Java: Constants


This Java video tutorial examines the uses of declared constants in Java. Declared constants are related to variables and literal values. However, they have distinct advantages when a constant value is used multiple times at many different places in a program.

Advantages Over Variables

  1. Enforce Constancy
  2. Allow For Optimization

With respect to variables, declared constants have two distinct advantages. First, they enforce constancy so that the programmer knows that the value will not be accidentally changed by him or another programmer; in this way, constants can help to catch bugs and make code more stable. Second, constants allow the compiler to optimize for memory and speed by allowing the compiler to replace the declared constant by a simple literal value; this can be done by the compiler, since it knows that the value will remain constant.

Advantages Over Literals

  1. Clarity
  2. Consistency
  3. Facilitate Changes

Declared constants also offer some advantages over literal values. First, the use of names for constant values makes code more readable; for example, iX = kiHoursPerDay*kiDaysPerWeek is much clearer than iX = 24*7. Second, constants create consistency for approximations accross the code base; using a constant like kiSqrt2 = 1.414 throughout the code means that you will not have one programmer using the value 1.414 as an approximation and another using 1.41421. Lastly, constants allow us to make changes across the entire code base with one simple change and a recompilation; imagine using a literal value of, say 18, for the voting age in many places across a large code base and then having the law change to 19. With numerous literals, it would be extremely messy and error prone.

Declaration of a Constant

final int kiOuncesPerCup = 8;

A constant is declared just like a variable of the same type, except that we put the word final in the front of the declaration. The word final signifies that the value will not be changed, so it should be initilized in the declaration. We use a declared constant when we have a known value that is not going to change and will be used in many different places in the code, like the number of ounces in a cup.

final int kiOuncesPerCup = 8;
System.out.println("4 cups equals " +
	4*kiOuncesPerCup + " ounces");

Above, we have created a constant to convert between ounces and cups.
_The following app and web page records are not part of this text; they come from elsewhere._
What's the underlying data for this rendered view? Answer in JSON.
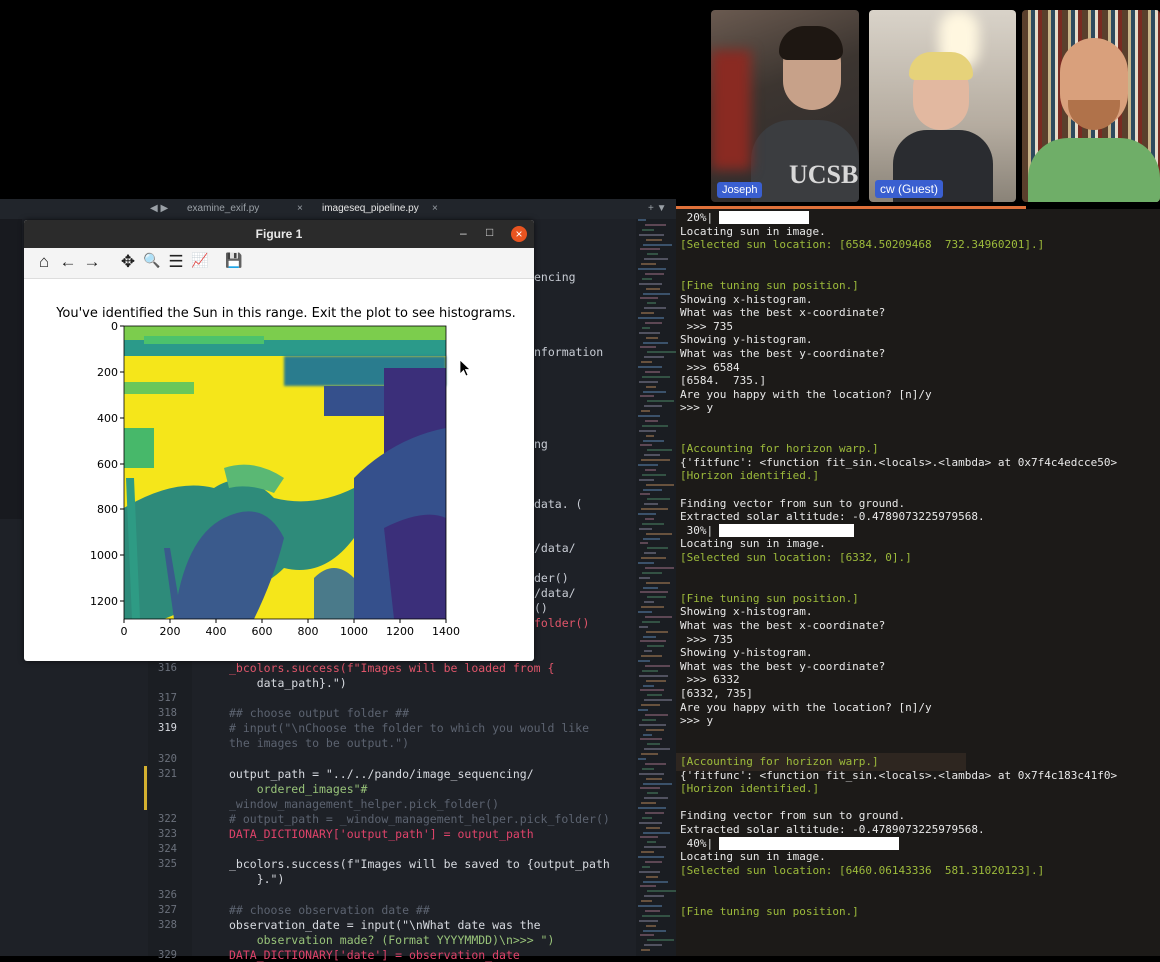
{
  "video_call": {
    "participants": [
      {
        "name": "Joseph"
      },
      {
        "name": "cw (Guest)"
      },
      {
        "name": ""
      }
    ],
    "shirt_text": "UCSB"
  },
  "editor": {
    "tabs": [
      {
        "label": "examine_exif.py",
        "close": "×"
      },
      {
        "label": "imageseq_pipeline.py",
        "close": "×"
      }
    ],
    "tab_nav": "◀ ▶",
    "tab_actions": "+ ▼",
    "fragments": [
      "encing",
      "nformation",
      "ng",
      "data. (",
      "/data/",
      "der()",
      "/data/",
      "()",
      "folder()"
    ],
    "lines": [
      {
        "num": "316",
        "code": "_bcolors.success(f\"Images will be loaded from {"
      },
      {
        "num": "",
        "code": "    data_path}.\")"
      },
      {
        "num": "317",
        "code": ""
      },
      {
        "num": "318",
        "code": "## choose output folder ##"
      },
      {
        "num": "319",
        "code": "# input(\"\\nChoose the folder to which you would like"
      },
      {
        "num": "",
        "code": "the images to be output.\")"
      },
      {
        "num": "320",
        "code": ""
      },
      {
        "num": "321",
        "code": "output_path = \"../../pando/image_sequencing/"
      },
      {
        "num": "",
        "code": "    ordered_images\"#"
      },
      {
        "num": "",
        "code": "_window_management_helper.pick_folder()"
      },
      {
        "num": "322",
        "code": "# output_path = _window_management_helper.pick_folder()"
      },
      {
        "num": "323",
        "code": "DATA_DICTIONARY['output_path'] = output_path"
      },
      {
        "num": "324",
        "code": ""
      },
      {
        "num": "325",
        "code": "_bcolors.success(f\"Images will be saved to {output_path"
      },
      {
        "num": "",
        "code": "    }.\")"
      },
      {
        "num": "326",
        "code": ""
      },
      {
        "num": "327",
        "code": "## choose observation date ##"
      },
      {
        "num": "328",
        "code": "observation_date = input(\"\\nWhat date was the"
      },
      {
        "num": "",
        "code": "    observation made? (Format YYYYMMDD)\\n>>> \")"
      },
      {
        "num": "329",
        "code": "DATA_DICTIONARY['date'] = observation_date"
      }
    ]
  },
  "figure": {
    "window_title": "Figure 1",
    "controls": {
      "minimize": "–",
      "maximize": "□",
      "close": "×"
    },
    "toolbar": [
      {
        "name": "home-icon",
        "glyph": "⌂"
      },
      {
        "name": "back-icon",
        "glyph": "←"
      },
      {
        "name": "forward-icon",
        "glyph": "→"
      },
      {
        "name": "pan-icon",
        "glyph": "✥"
      },
      {
        "name": "zoom-icon",
        "glyph": "🔍"
      },
      {
        "name": "configure-subplots-icon",
        "glyph": "☰"
      },
      {
        "name": "edit-axis-icon",
        "glyph": "📈"
      },
      {
        "name": "save-icon",
        "glyph": "💾"
      }
    ],
    "plot_title": "You've identified the Sun in this range. Exit the plot to see histograms.",
    "x_ticks": [
      "0",
      "200",
      "400",
      "600",
      "800",
      "1000",
      "1200",
      "1400"
    ],
    "y_ticks": [
      "0",
      "200",
      "400",
      "600",
      "800",
      "1000",
      "1200"
    ]
  },
  "terminal": {
    "lines": [
      {
        "text": " 20%|",
        "type": "progress",
        "percent": 20
      },
      {
        "text": "Locating sun in image.",
        "type": "normal"
      },
      {
        "text": "[Selected sun location: [6584.50209468  732.34960201].]",
        "type": "green"
      },
      {
        "text": "",
        "type": "normal"
      },
      {
        "text": "",
        "type": "normal"
      },
      {
        "text": "[Fine tuning sun position.]",
        "type": "green"
      },
      {
        "text": "Showing x-histogram.",
        "type": "normal"
      },
      {
        "text": "What was the best x-coordinate?",
        "type": "normal"
      },
      {
        "text": " >>> 735",
        "type": "normal"
      },
      {
        "text": "Showing y-histogram.",
        "type": "normal"
      },
      {
        "text": "What was the best y-coordinate?",
        "type": "normal"
      },
      {
        "text": " >>> 6584",
        "type": "normal"
      },
      {
        "text": "[6584.  735.]",
        "type": "normal"
      },
      {
        "text": "Are you happy with the location? [n]/y",
        "type": "normal"
      },
      {
        "text": ">>> y",
        "type": "normal"
      },
      {
        "text": "",
        "type": "normal"
      },
      {
        "text": "",
        "type": "normal"
      },
      {
        "text": "[Accounting for horizon warp.]",
        "type": "green"
      },
      {
        "text": "{'fitfunc': <function fit_sin.<locals>.<lambda> at 0x7f4c4edcce50>",
        "type": "normal"
      },
      {
        "text": "[Horizon identified.]",
        "type": "green"
      },
      {
        "text": "",
        "type": "normal"
      },
      {
        "text": "Finding vector from sun to ground.",
        "type": "normal"
      },
      {
        "text": "Extracted solar altitude: -0.4789073225979568.",
        "type": "normal"
      },
      {
        "text": " 30%|",
        "type": "progress",
        "percent": 30
      },
      {
        "text": "Locating sun in image.",
        "type": "normal"
      },
      {
        "text": "[Selected sun location: [6332, 0].]",
        "type": "green"
      },
      {
        "text": "",
        "type": "normal"
      },
      {
        "text": "",
        "type": "normal"
      },
      {
        "text": "[Fine tuning sun position.]",
        "type": "green"
      },
      {
        "text": "Showing x-histogram.",
        "type": "normal"
      },
      {
        "text": "What was the best x-coordinate?",
        "type": "normal"
      },
      {
        "text": " >>> 735",
        "type": "normal"
      },
      {
        "text": "Showing y-histogram.",
        "type": "normal"
      },
      {
        "text": "What was the best y-coordinate?",
        "type": "normal"
      },
      {
        "text": " >>> 6332",
        "type": "normal"
      },
      {
        "text": "[6332, 735]",
        "type": "normal"
      },
      {
        "text": "Are you happy with the location? [n]/y",
        "type": "normal"
      },
      {
        "text": ">>> y",
        "type": "normal"
      },
      {
        "text": "",
        "type": "normal"
      },
      {
        "text": "",
        "type": "normal"
      },
      {
        "text": "[Accounting for horizon warp.]",
        "type": "green"
      },
      {
        "text": "{'fitfunc': <function fit_sin.<locals>.<lambda> at 0x7f4c183c41f0>",
        "type": "normal"
      },
      {
        "text": "[Horizon identified.]",
        "type": "green"
      },
      {
        "text": "",
        "type": "normal"
      },
      {
        "text": "Finding vector from sun to ground.",
        "type": "normal"
      },
      {
        "text": "Extracted solar altitude: -0.4789073225979568.",
        "type": "normal"
      },
      {
        "text": " 40%|",
        "type": "progress",
        "percent": 40
      },
      {
        "text": "Locating sun in image.",
        "type": "normal"
      },
      {
        "text": "[Selected sun location: [6460.06143336  581.31020123].]",
        "type": "green"
      },
      {
        "text": "",
        "type": "normal"
      },
      {
        "text": "",
        "type": "normal"
      },
      {
        "text": "[Fine tuning sun position.]",
        "type": "green"
      }
    ]
  },
  "colors": {
    "terminal_green": "#9dbb3b",
    "accent_orange": "#e0713a",
    "viridis_yellow": "#f5e61a",
    "viridis_dark": "#3b2f7a"
  }
}
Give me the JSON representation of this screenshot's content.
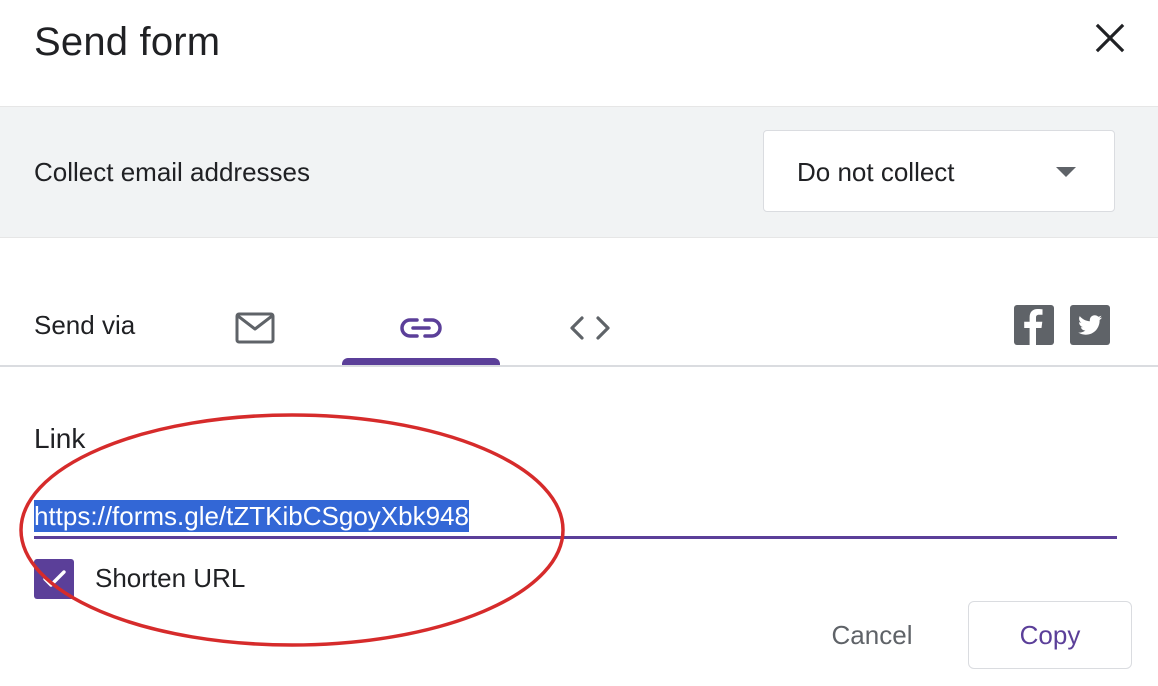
{
  "dialog": {
    "title": "Send form",
    "close_icon": "close-icon"
  },
  "collect": {
    "label": "Collect email addresses",
    "selected_value": "Do not collect"
  },
  "send_via": {
    "label": "Send via",
    "tabs": [
      {
        "icon": "mail-icon",
        "selected": false
      },
      {
        "icon": "link-icon",
        "selected": true
      },
      {
        "icon": "embed-code-icon",
        "selected": false
      }
    ],
    "share_icons": [
      "facebook-icon",
      "twitter-icon"
    ]
  },
  "link": {
    "heading": "Link",
    "url": "https://forms.gle/tZTKibCSgoyXbk948",
    "shorten_label": "Shorten URL",
    "shorten_checked": true
  },
  "actions": {
    "cancel_label": "Cancel",
    "copy_label": "Copy"
  },
  "colors": {
    "accent": "#5b3f99",
    "selection": "#3367d6",
    "annotation": "#d62b2b",
    "panel": "#f1f3f4"
  }
}
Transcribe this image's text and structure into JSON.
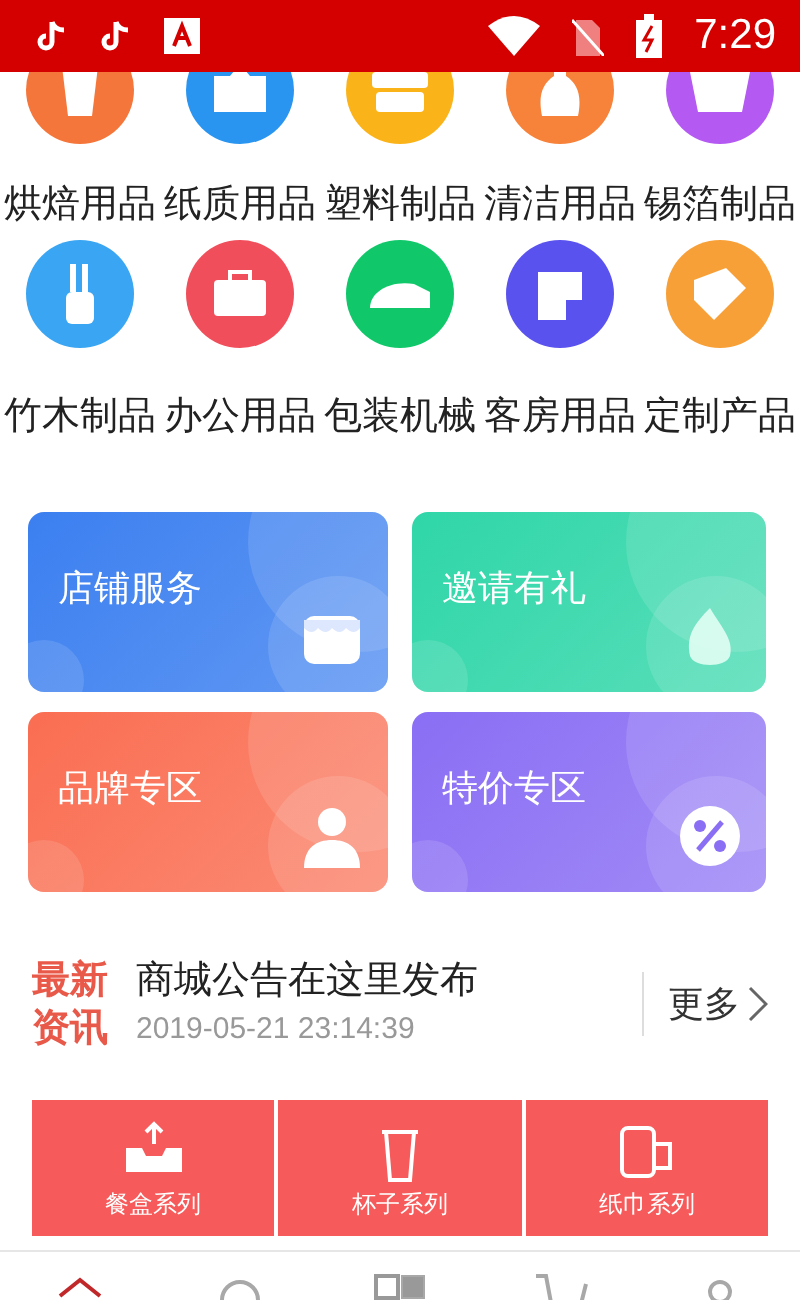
{
  "status_bar": {
    "time": "7:29"
  },
  "categories": [
    {
      "label": "烘焙用品",
      "color": "#f5763a"
    },
    {
      "label": "纸质用品",
      "color": "#2a95f0"
    },
    {
      "label": "塑料制品",
      "color": "#fbb31a"
    },
    {
      "label": "清洁用品",
      "color": "#f7823a"
    },
    {
      "label": "锡箔制品",
      "color": "#b45af2"
    },
    {
      "label": "竹木制品",
      "color": "#3aa5f2"
    },
    {
      "label": "办公用品",
      "color": "#f04e5a"
    },
    {
      "label": "包装机械",
      "color": "#10c86a"
    },
    {
      "label": "客房用品",
      "color": "#5a52ee"
    },
    {
      "label": "定制产品",
      "color": "#f8a038"
    }
  ],
  "promos": [
    {
      "title": "店铺服务",
      "color": "#3b7ff0"
    },
    {
      "title": "邀请有礼",
      "color": "#2fd6a8"
    },
    {
      "title": "品牌专区",
      "color": "#fa6e52"
    },
    {
      "title": "特价专区",
      "color": "#8a6ef4"
    }
  ],
  "news": {
    "badge_top": "最新",
    "badge_bottom": "资讯",
    "headline": "商城公告在这里发布",
    "date": "2019-05-21 23:14:39",
    "more": "更多"
  },
  "series": [
    {
      "label": "餐盒系列"
    },
    {
      "label": "杯子系列"
    },
    {
      "label": "纸巾系列"
    }
  ],
  "tab_bar": [
    {
      "selected": true
    },
    {
      "selected": false
    },
    {
      "selected": false
    },
    {
      "selected": false
    },
    {
      "selected": false
    }
  ]
}
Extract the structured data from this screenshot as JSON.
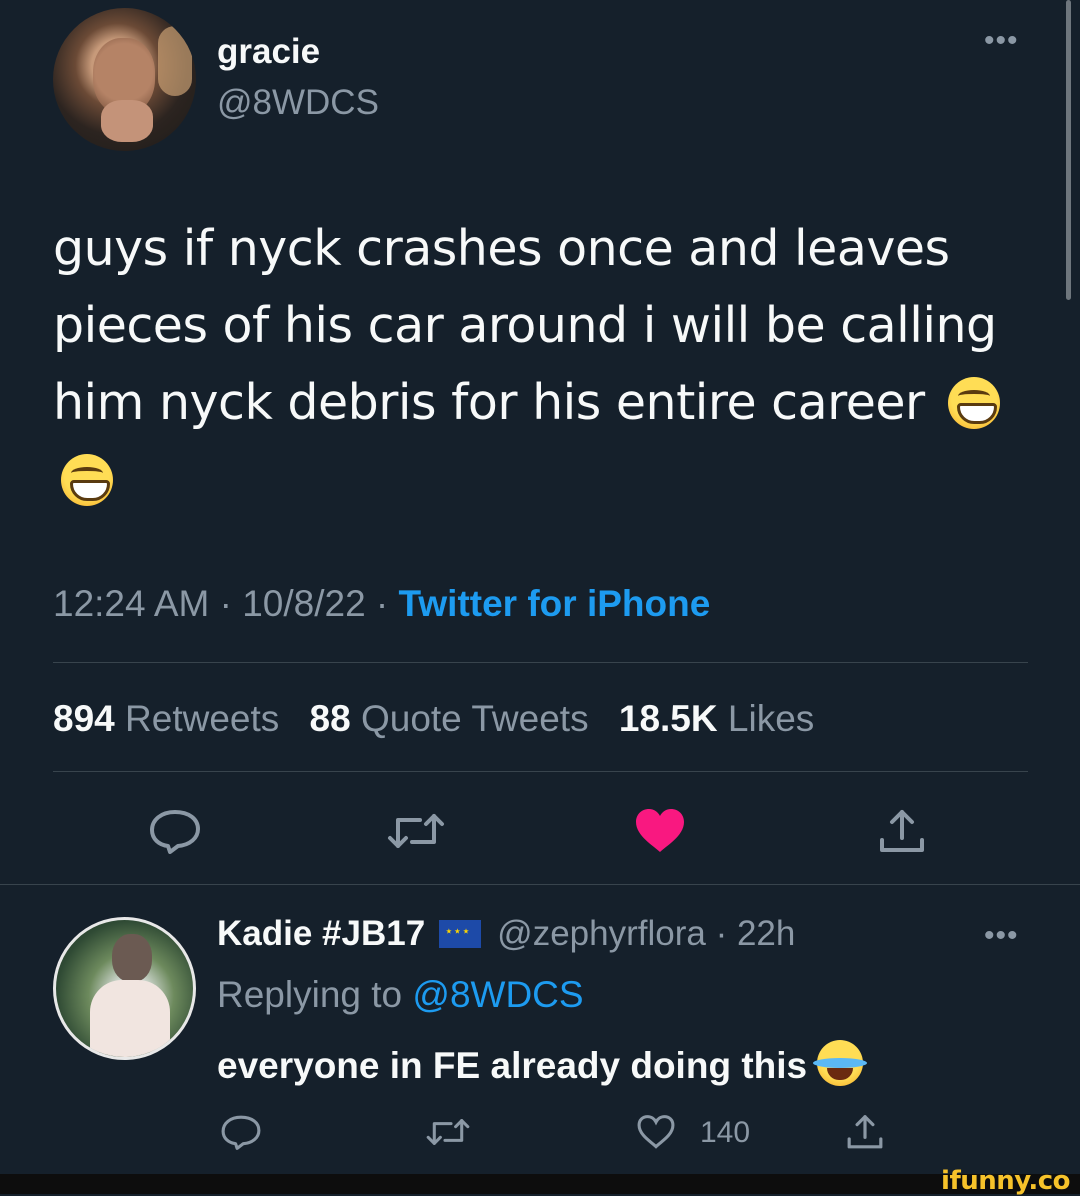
{
  "main_tweet": {
    "name": "gracie",
    "handle": "@8WDCS",
    "text": "guys if nyck crashes once and leaves pieces of his car around i will be calling him nyck debris for his entire career",
    "emojis": [
      "grinning-face-with-smiling-eyes",
      "grinning-face-with-smiling-eyes"
    ],
    "meta": "12:24 AM · 10/8/22 · ",
    "source": "Twitter for iPhone",
    "stats": {
      "retweets_count": "894",
      "retweets_label": "Retweets",
      "quotes_count": "88",
      "quotes_label": "Quote Tweets",
      "likes_count": "18.5K",
      "likes_label": "Likes"
    },
    "actions": {
      "reply_icon": "reply-icon",
      "retweet_icon": "retweet-icon",
      "like_icon": "heart-filled-icon",
      "share_icon": "share-icon"
    }
  },
  "reply_tweet": {
    "name": "Kadie #JB17",
    "flag": "eu-flag",
    "handle": "@zephyrflora",
    "time": "· 22h",
    "replying_label": "Replying to ",
    "replying_mention": "@8WDCS",
    "text": "everyone in FE already doing this",
    "emoji": "face-with-tears-of-joy",
    "like_count": "140"
  },
  "colors": {
    "background": "#15202b",
    "text": "#f7f9f9",
    "secondary": "#8b98a5",
    "accent": "#1d9bf0",
    "like": "#f91880"
  },
  "watermark": "ifunny.co"
}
In the second line, we output the conversion of four cups into ounces. If we put this code into a default project and compile and execute it, we see this in the output pane.

Program Output